Investing Tenets for 2020 & Beyond

By Amit Rupani

Dear Readers, wish you a very Happy New Year! In equities investing, the right temperament is more important than IQ. And right temperament can be built by better understanding how this beast, the “stock market" works over a longer period of time. I have shared some of the important tenets in this article which should help an investor to keep right mind-set as we get into 2020 and beyond.

1. Mean reversion is one the greatest truisms of capitalism: The stock market doesn't move in a straight line forever. The market is always forward looking and preempts where the general economy is headed. It moves in cycles just like the economy which leads to bull and bear cycles. Cycles can last for years or sometime decades. We won't know what is going to happen tomorrow but we can prepare for tomorrow knowing where we stand today within existing cycle.

2. Keep low (realistic) return expectations: The S&P500 has given roughly 9.50 percent annual return over last 119 years with dividends reinvested. An investor with long-term time horizon shouldn't expect more than 9.50 percent return from the markets. Instead of living with high expectations and worrying about what will come next, Charlie Munger suggests you “slug it out one inch at a time, day-by-day, and at the end of the day — if you live long enough — like most people, you will get out of life what you deserve." Charlie Munger's recommendation to keep low expectation fits well with both stock market and life.

3. Time in the market and not timing the market: One of the biggest costs of market timing is being out when the market unexpectedly surges upward, potentially missing some of the best-performing moments. For example, an investor, believing the market would go down, sells off equities and places the money in more conservative investments. While the money is out of stocks, the market instead enjoys a high-performing period. The investor has, therefore, incorrectly timed the market and missed those top months. The opposite of market timing is buying and holding as the market goes through its cycles.

4. Volatility: An electrocardiogram (ECG) is a medical test that measures the electrical activity of the heartbeat. It closely resembles with a stock chart of any normal stock traded in the market. It goes up, goes down, bounces from low, falls from peak, but never moves in a straight horizontal line. A straight horizontal line in an ECG would mean that a person's heart has stopped beating and is dead. Similarly, the stock market would die if there is no volatility. Volatility is the heartbeat of the stock market and we have to live with it. It's just how this beast works.

5. Market Rewards Patience, Discipline, and Consistency disproportionately: According to one study, done by Fidelity in 2014, showed that the investment accounts with best performance were of people who forgot they had an account at Fidelity. Vermont based one-time janitor and gas station attendant showed with his frugal lifestyle and long-term investment philosophy how he accumulated a portfolio worth $8 million over his lifetime.
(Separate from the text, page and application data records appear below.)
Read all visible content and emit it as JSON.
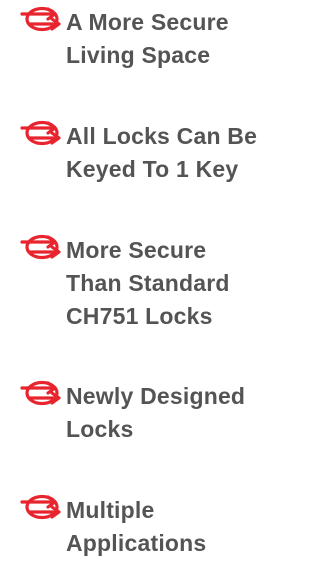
{
  "features": [
    {
      "lines": [
        "A More Secure",
        "Living Space"
      ]
    },
    {
      "lines": [
        "All Locks Can Be",
        "Keyed To 1 Key"
      ]
    },
    {
      "lines": [
        "More Secure",
        "Than Standard",
        "CH751 Locks"
      ]
    },
    {
      "lines": [
        "Newly Designed",
        "Locks"
      ]
    },
    {
      "lines": [
        "Multiple",
        "Applications"
      ]
    }
  ],
  "icon": {
    "name": "circled-double-arrow-icon",
    "color": "#e8242e"
  },
  "text_color": "#545454"
}
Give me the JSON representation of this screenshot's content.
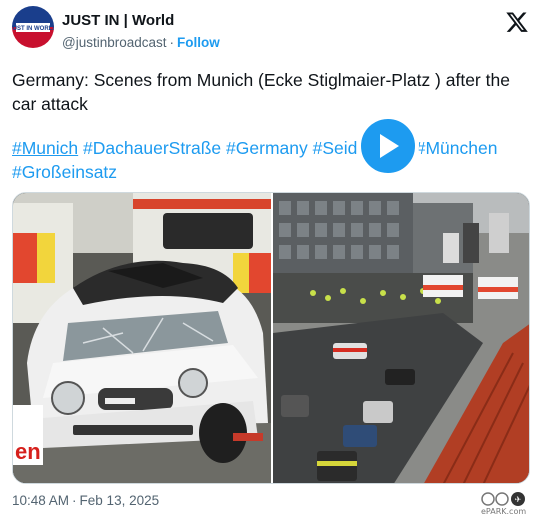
{
  "account": {
    "name": "JUST IN | World",
    "handle": "@justinbroadcast",
    "separator": "·",
    "follow_label": "Follow",
    "avatar_text_line1": "JUST IN",
    "avatar_text_line2": "WORLD"
  },
  "tweet": {
    "text": "Germany: Scenes from Munich (Ecke Stiglmaier-Platz ) after the car attack",
    "hashtags": [
      "#Munich",
      "#DachauerStraße",
      "#Germany",
      "#Seidlstraße",
      "#München",
      "#Großeinsatz"
    ]
  },
  "media": {
    "left_image": "damaged-white-mini-car-photo",
    "right_image": "street-scene-emergency-vehicles-video",
    "partial_caption": "en",
    "play_icon": "play-icon"
  },
  "footer": {
    "time": "10:48 AM",
    "separator": "·",
    "date": "Feb 13, 2025"
  },
  "icons": {
    "platform_logo": "x-logo-icon",
    "watermark": "watermark-icon"
  },
  "watermark_text": "ePARK.com",
  "colors": {
    "accent": "#1d9bf0",
    "text": "#0f1419",
    "muted": "#536471"
  }
}
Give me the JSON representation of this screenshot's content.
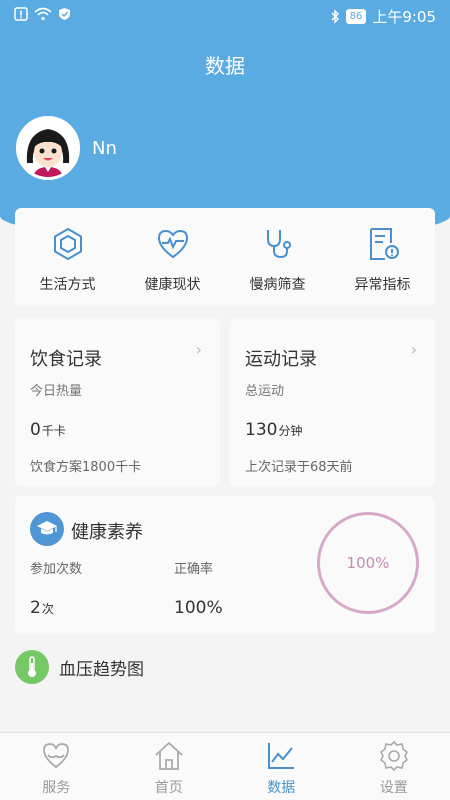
{
  "status_bar": {
    "battery": "86",
    "time": "上午9:05",
    "icons": [
      "alert-icon",
      "wifi-icon",
      "shield-icon",
      "bluetooth-icon"
    ]
  },
  "header": {
    "title": "数据"
  },
  "profile": {
    "username": "Nn"
  },
  "quick_actions": [
    {
      "label": "生活方式",
      "icon": "hexagon-icon"
    },
    {
      "label": "健康现状",
      "icon": "heart-pulse-icon"
    },
    {
      "label": "慢病筛查",
      "icon": "stethoscope-icon"
    },
    {
      "label": "异常指标",
      "icon": "document-alert-icon"
    }
  ],
  "diet": {
    "title": "饮食记录",
    "arrow": "›",
    "subtitle": "今日热量",
    "value": "0",
    "unit": "千卡",
    "note": "饮食方案1800千卡"
  },
  "exercise": {
    "title": "运动记录",
    "arrow": "›",
    "subtitle": "总运动",
    "value": "130",
    "unit": "分钟",
    "note": "上次记录于68天前"
  },
  "literacy": {
    "title": "健康素养",
    "icon": "graduation-cap-icon",
    "count_label": "参加次数",
    "count_value": "2",
    "count_unit": "次",
    "accuracy_label": "正确率",
    "accuracy_value": "100%",
    "ring_text": "100%",
    "ring_fraction": 1.0
  },
  "blood_pressure": {
    "title": "血压趋势图",
    "icon": "thermometer-icon"
  },
  "tabs": [
    {
      "label": "服务",
      "icon": "heart-hands-icon",
      "active": false
    },
    {
      "label": "首页",
      "icon": "home-icon",
      "active": false
    },
    {
      "label": "数据",
      "icon": "chart-icon",
      "active": true
    },
    {
      "label": "设置",
      "icon": "gear-icon",
      "active": false
    }
  ],
  "colors": {
    "primary": "#5aabe2",
    "active_tab": "#4a90cf",
    "ring": "#d8a8c8",
    "literacy_icon": "#4e97d4",
    "bp_icon": "#76c766"
  }
}
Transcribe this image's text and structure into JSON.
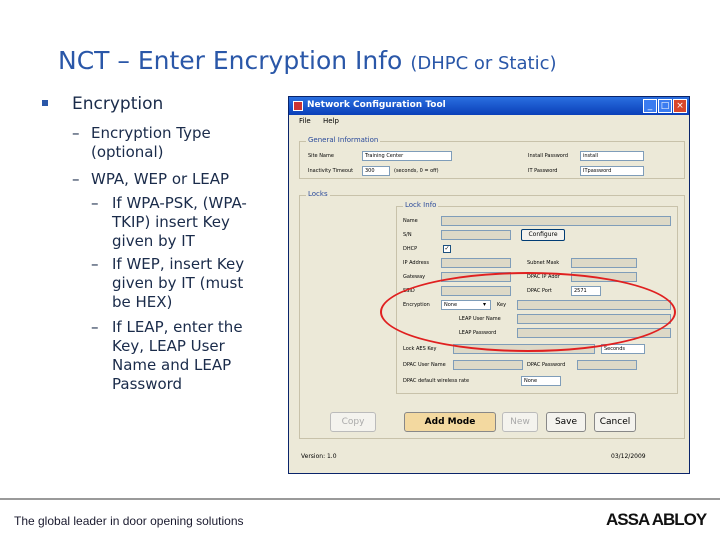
{
  "slide": {
    "title_main": "NCT – Enter Encryption Info",
    "title_sub": "(DHPC or Static)",
    "bullet": "Encryption",
    "sub1_line1": "Encryption Type",
    "sub1_line2": "(optional)",
    "sub2": "WPA, WEP or LEAP",
    "sub3_lines": [
      "If WPA-PSK, (WPA-",
      "TKIP) insert Key",
      "given by IT"
    ],
    "sub4_lines": [
      "If WEP, insert Key",
      "given by IT (must",
      "be HEX)"
    ],
    "sub5_lines": [
      "If LEAP, enter the",
      "Key, LEAP User",
      "Name and LEAP",
      "Password"
    ]
  },
  "window": {
    "title": "Network Configuration Tool",
    "menu": [
      "File",
      "Help"
    ],
    "general": {
      "label": "General Information",
      "site_name_label": "Site Name",
      "site_name_value": "Training Center",
      "inactivity_label": "Inactivity Timeout",
      "inactivity_value": "300",
      "inactivity_hint": "(seconds, 0 = off)",
      "install_pw_label": "Install Password",
      "install_pw_value": "install",
      "it_pw_label": "IT Password",
      "it_pw_value": "ITpassword"
    },
    "locks_label": "Locks",
    "lockinfo": {
      "label": "Lock Info",
      "name_label": "Name",
      "sn_label": "S/N",
      "configure_btn": "Configure",
      "dhcp_label": "DHCP",
      "dhcp_checked": "✓",
      "ip_label": "IP Address",
      "subnet_label": "Subnet Mask",
      "gateway_label": "Gateway",
      "dpac_ip_label": "DPAC IP Addr",
      "ssid_label": "SSID",
      "dpac_port_label": "DPAC Port",
      "dpac_port_value": "2571",
      "encryption_label": "Encryption",
      "encryption_value": "None",
      "key_label": "Key",
      "leap_user_label": "LEAP User Name",
      "leap_pw_label": "LEAP Password",
      "lock_aes_label": "Lock AES Key",
      "seconds_value": "Seconds",
      "dpac_user_label": "DPAC User Name",
      "dpac_pw_label": "DPAC Password",
      "dpac_default_label": "DPAC default wireless rate",
      "rate_value": "None"
    },
    "buttons": {
      "copy": "Copy",
      "add_mode": "Add Mode",
      "new": "New",
      "save": "Save",
      "cancel": "Cancel"
    },
    "version_label": "Version: 1.0",
    "date": "03/12/2009"
  },
  "footer": {
    "tagline": "The global leader in door opening solutions",
    "logo": "ASSA ABLOY"
  }
}
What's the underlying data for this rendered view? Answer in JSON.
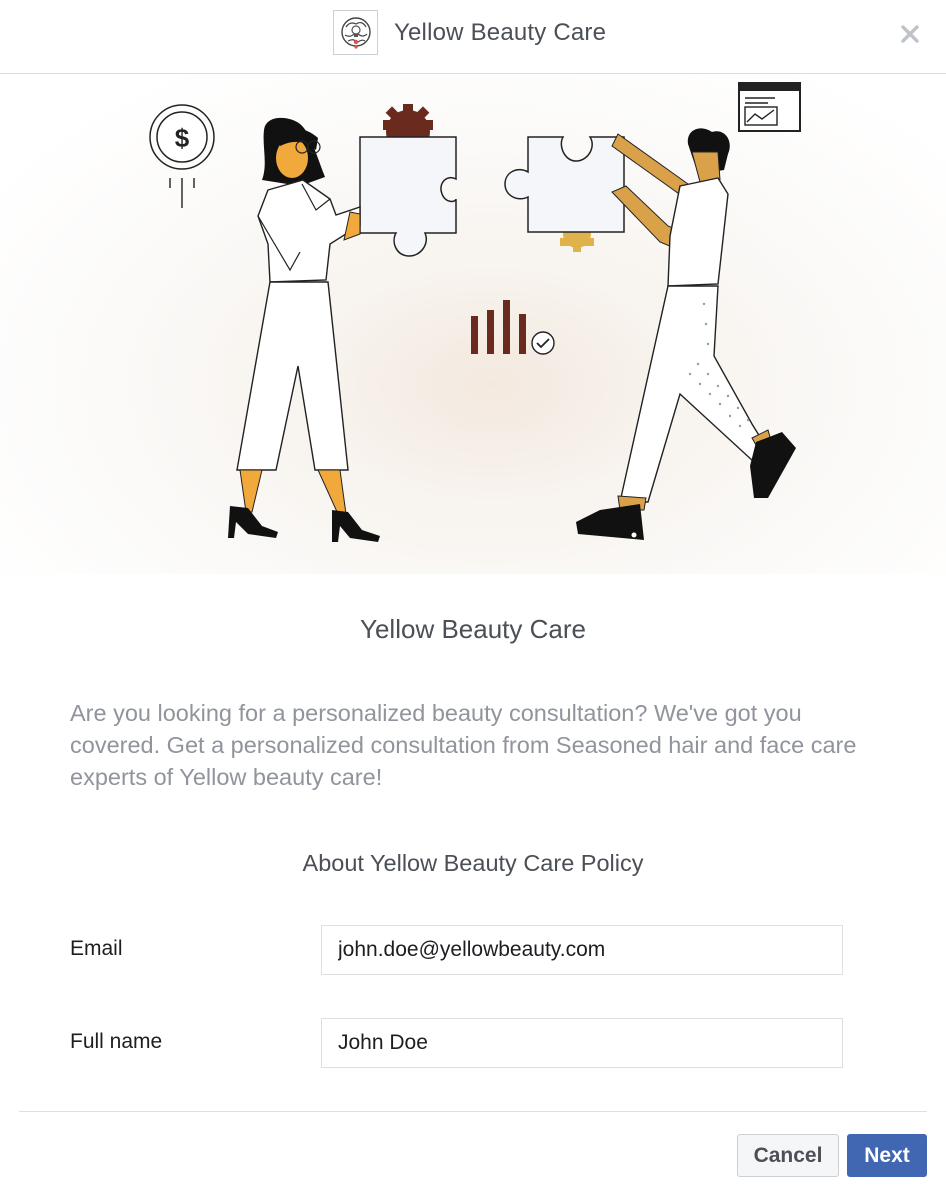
{
  "header": {
    "brand_name": "Yellow Beauty Care",
    "logo_icon": "brain-lightbulb-logo-icon",
    "close_icon": "close-icon"
  },
  "hero": {
    "illustration": "two-people-fitting-puzzle-pieces",
    "icons": [
      "dollar-coin-icon",
      "gear-icon",
      "bar-chart-check-icon",
      "browser-chart-icon"
    ],
    "colors": {
      "accent_orange": "#f2a93b",
      "accent_brown": "#6b2a1e",
      "accent_gold": "#e0b24b"
    }
  },
  "main": {
    "title": "Yellow Beauty Care",
    "description": "Are you looking for a personalized beauty consultation? We've got you covered. Get a personalized consultation from Seasoned hair and face care experts of Yellow beauty care!",
    "policy_link": "About Yellow Beauty Care Policy"
  },
  "form": {
    "email_label": "Email",
    "email_value": "john.doe@yellowbeauty.com",
    "fullname_label": "Full name",
    "fullname_value": "John Doe"
  },
  "footer": {
    "cancel_label": "Cancel",
    "next_label": "Next",
    "primary_color": "#4267b2"
  }
}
Anne Scheiber, a retired IRS agent who amassed $22 million in wealth (Scheiber died in 1995, so adjusted for inflation, that's around $36 million in today's purchasing power). In the mid-1940s, she retired with lump sum capital savings of $5000 and pension of roughly $3,150. All these are inspiring stories! The common denominator in all these stories is extremely long-term investment horizon and patience. Something to sincerely learn from these stories.

6. Power of compounding: In the midst of daily market movements, investors neglect the power of compounding over a long period of time. The following table indicates the compounded value of 100,000 at different rates for 10, 20, and 30 years. It is remarkable to see how small differences in rates add up to a very significant sums over long period of time.

Investing in equities is a marathon, not a sprint. Happy Investing!


Amit Rupani, CFA is an Independent Investor, practices Value Investing principles, manages money for long-term wealth creation through Equities asset class. Email: